    • H87 - Public Economics - - Miscellaneous Issues - - - International Fiscal Issues; International Public Goods
    • D7 - Microeconomics - - Analysis of Collective Decision-Making

    NEP fields

    This paper has been announced in the following NEP Reports:

    Statistics

    Access and download statistics

    Corrections

    All material on this site has been provided by the respective publishers and authors. You can help correct errors and omissions. When requesting a correction, please mention this item's handle: RePEc:igi:igierp:644. See general information about how to correct material in RePEc.

    For technical questions regarding this item, or to correct its authors, title, abstract, bibliographic or download information, contact: (). General contact details of provider: http://www.igier.unibocconi.it/ .

    If you have authored this item and are not yet registered with RePEc, we encourage you to do it here. This allows to link your profile to this item. It also allows you to accept potential citations to this item that we are uncertain about.

    If CitEc recognized a reference but did not link an item in RePEc to it, you can help with this form .
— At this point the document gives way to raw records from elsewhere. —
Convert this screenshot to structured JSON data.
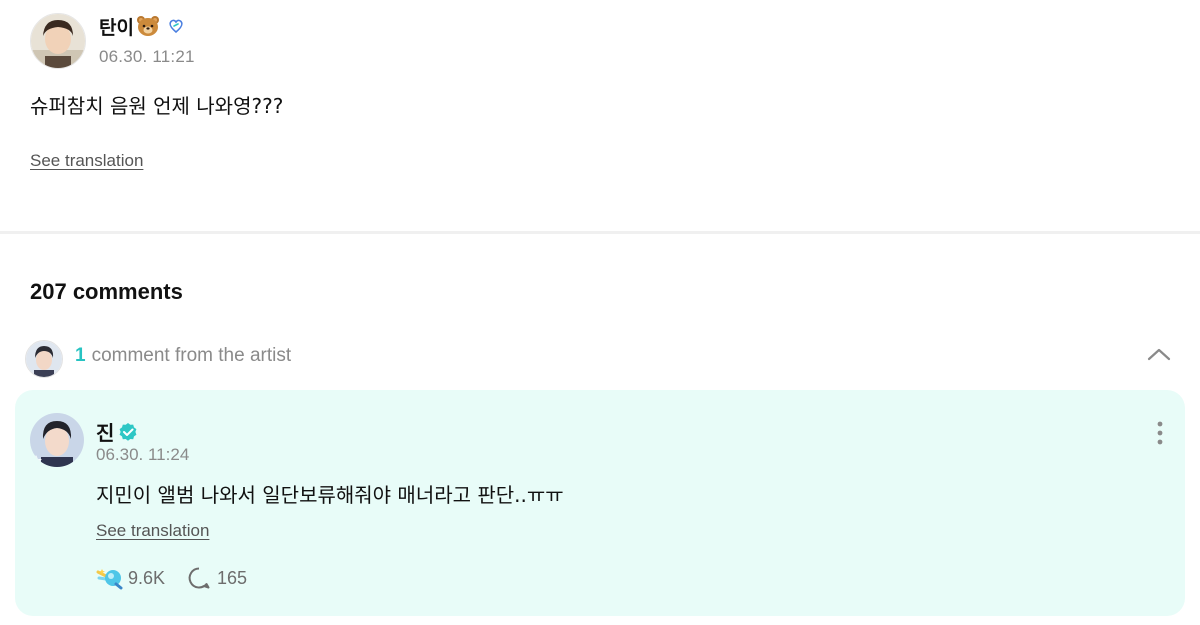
{
  "post": {
    "author": {
      "name": "탄이",
      "emoji": "🐻",
      "badge_icon": "fan-badge-icon"
    },
    "timestamp": "06.30. 11:21",
    "body": "슈퍼참치 음원 언제 나와영???",
    "see_translation": "See translation"
  },
  "comments": {
    "count_label": "207 comments",
    "artist_section": {
      "count": "1",
      "label": "comment from the artist",
      "toggle_icon": "chevron-up-icon"
    },
    "artist_comment": {
      "author": "진",
      "verified_icon": "verified-icon",
      "timestamp": "06.30. 11:24",
      "body": "지민이 앨범 나와서 일단보류해줘야 매너라고 판단..ㅠㅠ",
      "see_translation": "See translation",
      "likes": "9.6K",
      "replies": "165"
    }
  },
  "colors": {
    "accent": "#27c3c2",
    "card_background": "#e8fcf8",
    "muted_text": "#8a8a8a"
  }
}
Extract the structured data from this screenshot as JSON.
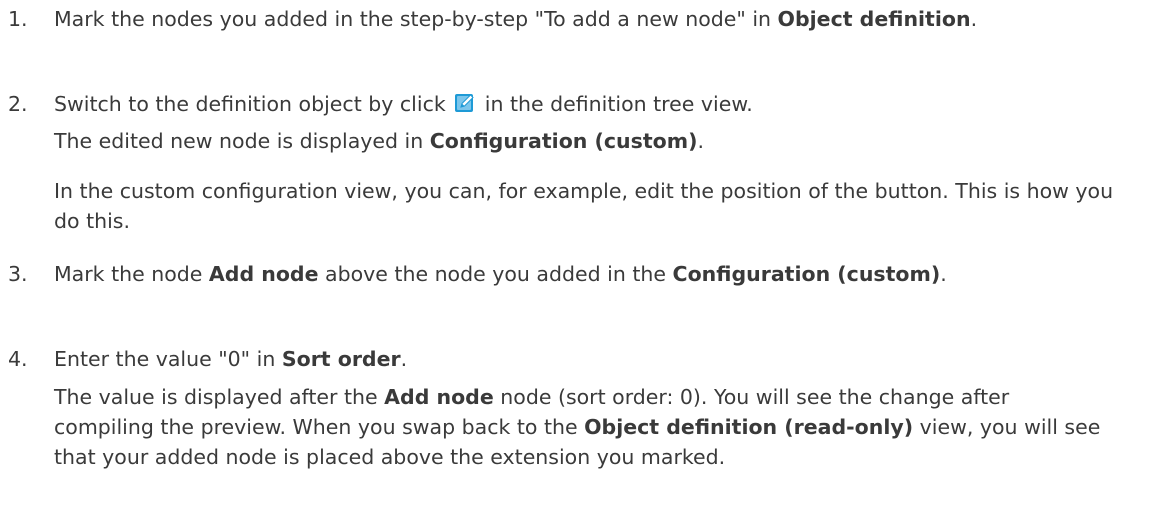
{
  "steps": [
    {
      "number": "1.",
      "t1": "Mark the nodes you added in the step-by-step \"To add a new node\" in ",
      "b1": "Object definition",
      "t2": "."
    },
    {
      "number": "2.",
      "t1": "Switch to the definition object by click ",
      "icon": "edit-icon",
      "t2": " in the definition tree view.",
      "p1_t1": "The edited new node is displayed in ",
      "p1_b1": "Configuration (custom)",
      "p1_t2": ".",
      "p2": "In the custom configuration view, you can, for example, edit the position of the button. This is how you do this."
    },
    {
      "number": "3.",
      "t1": "Mark the node ",
      "b1": "Add node",
      "t2": " above the node you added in the ",
      "b2": "Configuration (custom)",
      "t3": "."
    },
    {
      "number": "4.",
      "t1": "Enter the value \"0\" in ",
      "b1": "Sort order",
      "t2": ".",
      "p1_t1": "The value is displayed after the ",
      "p1_b1": "Add node",
      "p1_t2": " node (sort order: 0). You will see the change after compiling the preview. When you swap back to the ",
      "p1_b2": "Object definition (read-only)",
      "p1_t3": " view, you will see that your added node is placed above the extension you marked."
    }
  ],
  "colors": {
    "text": "#3a3a3a",
    "icon_primary": "#1e9ad6",
    "icon_pencil": "#ffffff"
  }
}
    If you know of missing items citing this one, you can help us creating those links by adding the relevant references in the same way as above, for each refering item. If you are a registered author of this item, you may also want to check the "citations" tab in your RePEc Author Service profile, as there may be some citations waiting for confirmation.

    Please note that corrections may take a couple of weeks to filter through the various RePEc services.

    IDEAS is a RePEc service hosted by the Research Division of the Federal Reserve Bank of St. Louis . RePEc uses bibliographic data supplied by the respective publishers.